Last week, the newly formed National Society of Apprentices (NSoAS) joined to celebrate Scottish Apprenticeship Week 2014. As part of a series of events held to mark the week, representatives of NSoAS met with apprentices at Edinburgh College to learn more about their experiences.
The number of people getting involved in work-based learning is increasing, with over 25,000 new Modern Apprenticeship starts in Scotland this year. Thanks to this surge in numbers, training providers, colleges and the Government are all talking about the future of apprenticeships.
Yet, little has been heard from apprentices themselves. This is why, on 21 May, NSoAS met with a group of car mechanics apprentices at Edinburgh College Students’ Association, to find out how they would improve their training.
The conversation was reflective of the views of apprentices throughout the country – dissatisfaction with the perceived low value placed on apprenticeships and the lack of representation structures which would give apprentices a voice in how to improve them.
The apprentice route can offer many opportunities not available to those studying in a more traditional classroom setting, such as developing hands-on skills and knowledge, industry links and direct workplace experience in their field.

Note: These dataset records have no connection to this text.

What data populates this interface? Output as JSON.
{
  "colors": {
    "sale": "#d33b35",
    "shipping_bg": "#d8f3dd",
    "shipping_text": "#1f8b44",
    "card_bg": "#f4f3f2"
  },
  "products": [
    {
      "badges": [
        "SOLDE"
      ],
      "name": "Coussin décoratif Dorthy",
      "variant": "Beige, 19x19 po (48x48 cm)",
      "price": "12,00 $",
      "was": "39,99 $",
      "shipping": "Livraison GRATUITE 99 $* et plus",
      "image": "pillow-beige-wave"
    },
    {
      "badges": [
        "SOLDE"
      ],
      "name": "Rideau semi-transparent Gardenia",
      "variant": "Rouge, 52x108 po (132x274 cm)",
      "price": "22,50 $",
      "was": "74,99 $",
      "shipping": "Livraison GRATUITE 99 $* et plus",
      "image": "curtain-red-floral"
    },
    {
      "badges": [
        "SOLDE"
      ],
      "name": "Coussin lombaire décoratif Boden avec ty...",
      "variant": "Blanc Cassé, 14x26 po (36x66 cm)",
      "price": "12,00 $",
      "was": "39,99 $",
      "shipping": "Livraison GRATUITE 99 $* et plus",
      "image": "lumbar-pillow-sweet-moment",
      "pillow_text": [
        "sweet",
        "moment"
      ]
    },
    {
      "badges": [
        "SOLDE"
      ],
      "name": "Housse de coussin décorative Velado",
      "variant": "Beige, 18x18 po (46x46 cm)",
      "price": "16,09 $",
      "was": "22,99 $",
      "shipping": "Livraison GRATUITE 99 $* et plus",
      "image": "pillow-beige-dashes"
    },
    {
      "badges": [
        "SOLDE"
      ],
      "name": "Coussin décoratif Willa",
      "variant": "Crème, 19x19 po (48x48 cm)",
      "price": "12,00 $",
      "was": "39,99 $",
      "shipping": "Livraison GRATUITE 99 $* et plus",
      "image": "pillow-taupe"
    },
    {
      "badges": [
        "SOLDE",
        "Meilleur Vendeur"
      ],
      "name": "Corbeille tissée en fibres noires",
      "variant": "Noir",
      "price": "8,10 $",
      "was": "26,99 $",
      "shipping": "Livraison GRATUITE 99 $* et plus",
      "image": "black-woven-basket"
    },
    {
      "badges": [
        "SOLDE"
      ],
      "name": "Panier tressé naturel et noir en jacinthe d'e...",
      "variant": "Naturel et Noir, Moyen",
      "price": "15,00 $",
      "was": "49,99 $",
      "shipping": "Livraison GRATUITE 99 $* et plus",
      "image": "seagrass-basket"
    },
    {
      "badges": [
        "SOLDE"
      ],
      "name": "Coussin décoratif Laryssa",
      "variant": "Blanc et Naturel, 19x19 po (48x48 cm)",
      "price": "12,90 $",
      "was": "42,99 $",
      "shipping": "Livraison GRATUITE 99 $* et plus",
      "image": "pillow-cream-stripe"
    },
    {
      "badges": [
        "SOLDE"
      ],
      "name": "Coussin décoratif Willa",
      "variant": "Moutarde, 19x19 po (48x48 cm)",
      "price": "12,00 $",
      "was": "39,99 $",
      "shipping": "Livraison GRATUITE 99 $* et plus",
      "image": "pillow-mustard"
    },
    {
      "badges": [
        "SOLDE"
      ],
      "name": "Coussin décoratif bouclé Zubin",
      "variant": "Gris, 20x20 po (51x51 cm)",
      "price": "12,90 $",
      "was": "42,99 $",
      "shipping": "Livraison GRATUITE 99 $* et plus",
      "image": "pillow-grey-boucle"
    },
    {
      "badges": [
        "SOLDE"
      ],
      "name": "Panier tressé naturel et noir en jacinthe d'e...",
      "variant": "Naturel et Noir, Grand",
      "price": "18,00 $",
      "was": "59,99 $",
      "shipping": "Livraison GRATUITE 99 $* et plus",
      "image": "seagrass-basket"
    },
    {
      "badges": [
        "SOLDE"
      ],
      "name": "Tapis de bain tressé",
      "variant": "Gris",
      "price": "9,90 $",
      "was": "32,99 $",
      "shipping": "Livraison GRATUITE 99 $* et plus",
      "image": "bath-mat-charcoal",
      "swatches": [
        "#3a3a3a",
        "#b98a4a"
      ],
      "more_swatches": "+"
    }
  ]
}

Despite this, many apprentices feel that the apprentice route is not valued by society. According to the apprentices at Edinburgh College, going down the apprenticeship route is still thought of primarily as a destination for those who struggle at school.
“If you’re one of the bad boys at school, you get put into an apprenticeship. If you’re getting good grades, they just tell you to go to university,” said 21-year old David.
This means, that when considering what to do after secondary school, most young people don’t receive enough information about the apprentice route.
Many also struggle with the low levels of wages they earn from working as an apprentice. The national minimum wage for apprentices is just £2.68 an hour, and there are reports of apprentices being paid even less.
Alex, 19, said: “I once got offered an apprentice position which required me to work full days Monday to Saturday, but paid only 60 quid a week”.
He added that apprentices lacked decent equipment at colleges to train with, and colleges and training providers often lacked knowledge of new technologies. Many apprentices saw their time at college as wasted, preferring their time they spend in the workplace.
“At work, I just learn by doing,” Alex said. “I get told to get on with the job, and to ask if I don’t know how to do something.”
Building a voice for apprentices
At the moment, apprentices have no real opportunities to improve their education. Although most students going through the ‘traditional’ education system at college or university are able to give feedback through their class representative system, similar structures do not exist for apprentices.
At the apprenticeship event in Edinburgh, none of those taking part had a class representative, or had been asked for feedback on the teaching they received.
The NSoAS has been set up address this lack of representation. The society aims represent apprentices nationally and enable apprentices to become part of the wider conversation about their apprentice experience. Apprentices should be able to influence the way their training is developed and carried out.
Cameron, 22, said, “(The college) wouldn’t ask us for feedback on these things, because it’s their way or no way.”
We think it’s about time for the voice of apprentices to be heard.